Mike: I answered this previously but let me add more here with a pitching standpoint. Dave Lundquist was phenomenal with the staff this season. It’s not easy working with as many talented arms as he had to work with this season. Let me also add why you saw guys like Adam Loewen and Colton Murray make the big-league roster; it was due to Dave’s coaching. He’s very hands on with his pitchers and the guys respond to him extremely well. In all my conversations with the pitchers there is nothing but praise for Dave and his work.
Chris: What I saw the most, especially in Reading, was what I’m hoping are new organizational philosophies. For hitters, they seemed to be preaching patience. Outside of a few guys (Nick Williams, Dylan Cozens, Roman Quinn), this club saw a lot of pitches in 2015, something that has been lacking on the big club for years. Maybe its cyclical or maybe its the individual players, but it was noticeable. And until I hear otherwise, I’ll give credit to the coaches. For the pitchers, throw strikes. Yes, the Fightins gave up their share of home runs but as an organization there does seem to be a increased importance placed on attacking hitters and keeping them off balance. The numbers may not always bare that out, but just know that pitchers are ALWAYS working on something.
It seemed to an outsider like this Reading team was very close. Many of the players on this team will put on Phillies uniforms soon, how are they handling knowing that the future rests heavily on some of them?
Mike: I don’t think Reading will ever see a team like this one ever again. “Never” is a long time but I can feel pretty good standing by that statement. What was amazing to me is the amount of competition there is for these guys to make it to the show and yet they knew they all had something special happening in Reading. They all had a strong desire to win it all.
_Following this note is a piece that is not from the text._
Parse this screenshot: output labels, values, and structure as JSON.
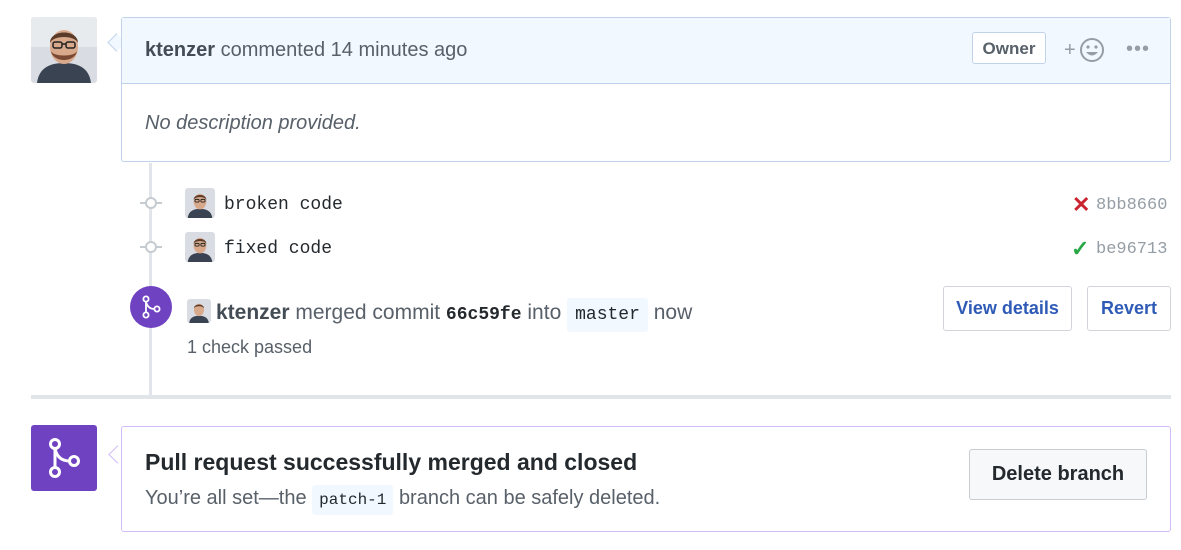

By them experiencing the playoffs and going deep into September made them realize what’s at stake if they get up to the major leagues: the ability to play deep into October.
Fans that followed Reading very closely all season that I spoke with told me this team was certainly one of the best to grace FirstEnergy Stadium in a long time. I think the player realized how good of a group they had. All were so close and they all were fantastic teammates toward one-another.
Chris: I’ll bet you will find few teams that were as close knit as this group. I’d also wager that you’ll find even fewer teams that are as “loose” as this group. I had the great pleasure of interacting with the team on many occasion and it was always a pleasure. From the top prospects all the way down to the fringe bench players, this group was fun to hang around with. One of the other things I’ve also learned is that these guys don’t feel pressure. As a group, they are confident in their abilities and understand where they are in the baseball world. I think most of them relish the challenge of being relied on to carry the franchise when their time comes. Either that, or they are really good actors who have me completely fooled.
Photo by Chris LaBarge